|Difficult||Execution Time||Data Analysis||Radioactive Sources|
SP5620CH – Cosmic Hunter
Purpose of the experiment:
The purpose of this experiment is to measure muon vertical flux upon the plastic scintillating tiles and to estimate the detection efficiency of the system by comparing the expected rate with the measured one.
Muons with an average energy of approximately 4 GeV lose about 2 GeV to ionization before reaching the ground. The production spectrum, energy loss in the atmosphere, and decay of the muons are convoluted in their energy and angular distribution. The integral intensity of vertical muons is: Iv ≈ 82 m−2s−1sr−1 and their flux for horizontal detectors is ≈ 1 cm−2min−1 at energies higher than 1 GeV at sea level, as known in literature [RD3].
Carrying out the experiment:

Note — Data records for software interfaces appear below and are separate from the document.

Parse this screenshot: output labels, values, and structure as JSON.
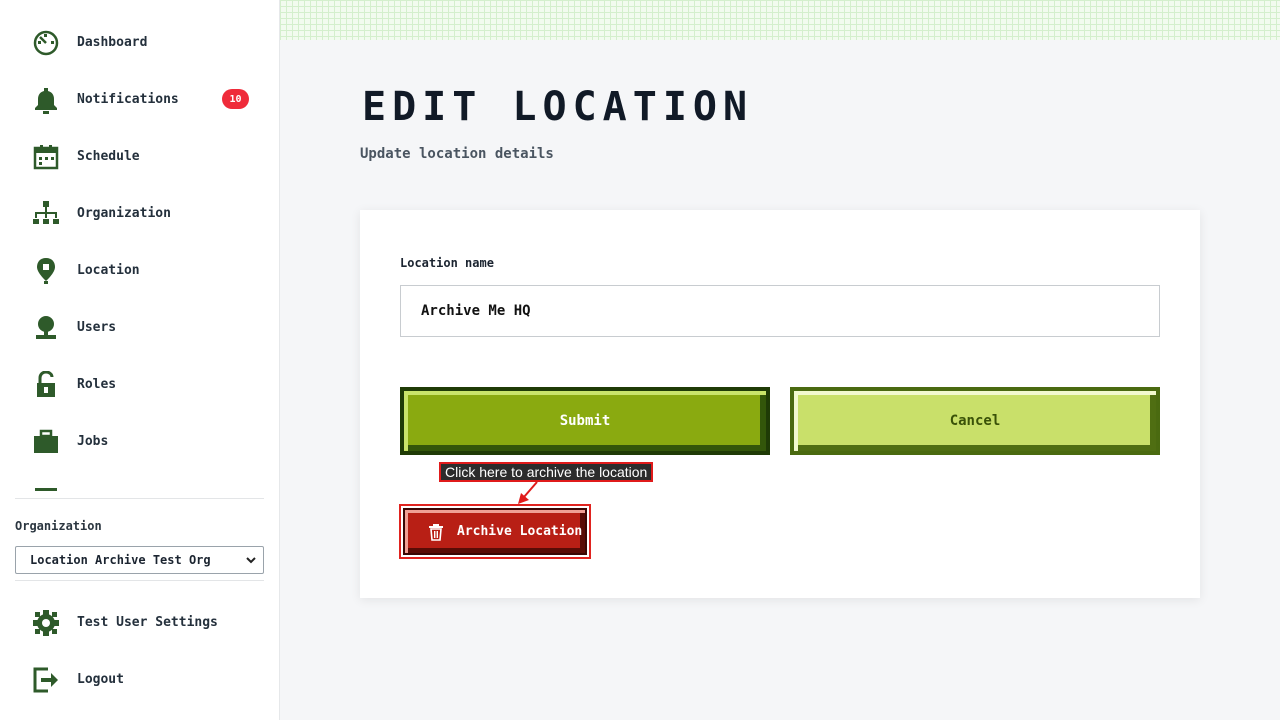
{
  "sidebar": {
    "items": [
      {
        "label": "Dashboard",
        "icon": "dashboard-icon"
      },
      {
        "label": "Notifications",
        "icon": "bell-icon",
        "badge": "10"
      },
      {
        "label": "Schedule",
        "icon": "calendar-icon"
      },
      {
        "label": "Organization",
        "icon": "org-chart-icon"
      },
      {
        "label": "Location",
        "icon": "location-pin-icon"
      },
      {
        "label": "Users",
        "icon": "user-icon"
      },
      {
        "label": "Roles",
        "icon": "unlock-icon"
      },
      {
        "label": "Jobs",
        "icon": "briefcase-icon"
      }
    ],
    "organization_label": "Organization",
    "organization_selected": "Location Archive Test Org",
    "settings_label": "Test User Settings",
    "logout_label": "Logout"
  },
  "page": {
    "title": "EDIT LOCATION",
    "subtitle": "Update location details"
  },
  "form": {
    "location_name_label": "Location name",
    "location_name_value": "Archive Me HQ",
    "submit_label": "Submit",
    "cancel_label": "Cancel",
    "archive_label": "Archive Location",
    "tooltip": "Click here to archive the location"
  },
  "colors": {
    "accent_green": "#8aaa10",
    "light_green": "#c9e06a",
    "danger_red": "#b81f15",
    "badge_red": "#ef2b3a",
    "icon_green": "#2e5a2a"
  }
}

Connect the cable connectors of the two SP5622 to the inputs located on the rear panels of the SP5621 modules. Power on the SP5621 module and start acquisition via the front panel START button. The photons which are produced are detected by the photosensor and converted into an electrical signal. The number of counts for each scintillator is available via the SP5621 display. Select the scintillators coincidence via the related button on the front panel, then select the integration time of the measurement. Because acquisition of the events will take place only in the presence of the coincidence, all events coming from a cosmic particle that crosses only one scintillating tile will be automatically discarded.
An initial geometry may be realized by placing one SP5622 tile on top of the other. Be sure that the corners overlap exactly. This simple configuration allows us to consider the greater solid angle which may be achieved by applying system geometry. In this configuration one may measure the muon counting rate and estimate the cosmic flux on the total surface of the system. Another interesting measurement of the muon vertical flux can be performed by reducing the overlapping area of the scintillating tiles (see figure above).
Considering the integration over the solid angle, the expected cosmic rate due to the geometry system can be estimated and the detection efficiency can be evaluated. For a more accurate estimation of the cosmic rate it is suggested surround the detector tiles with lead bricks.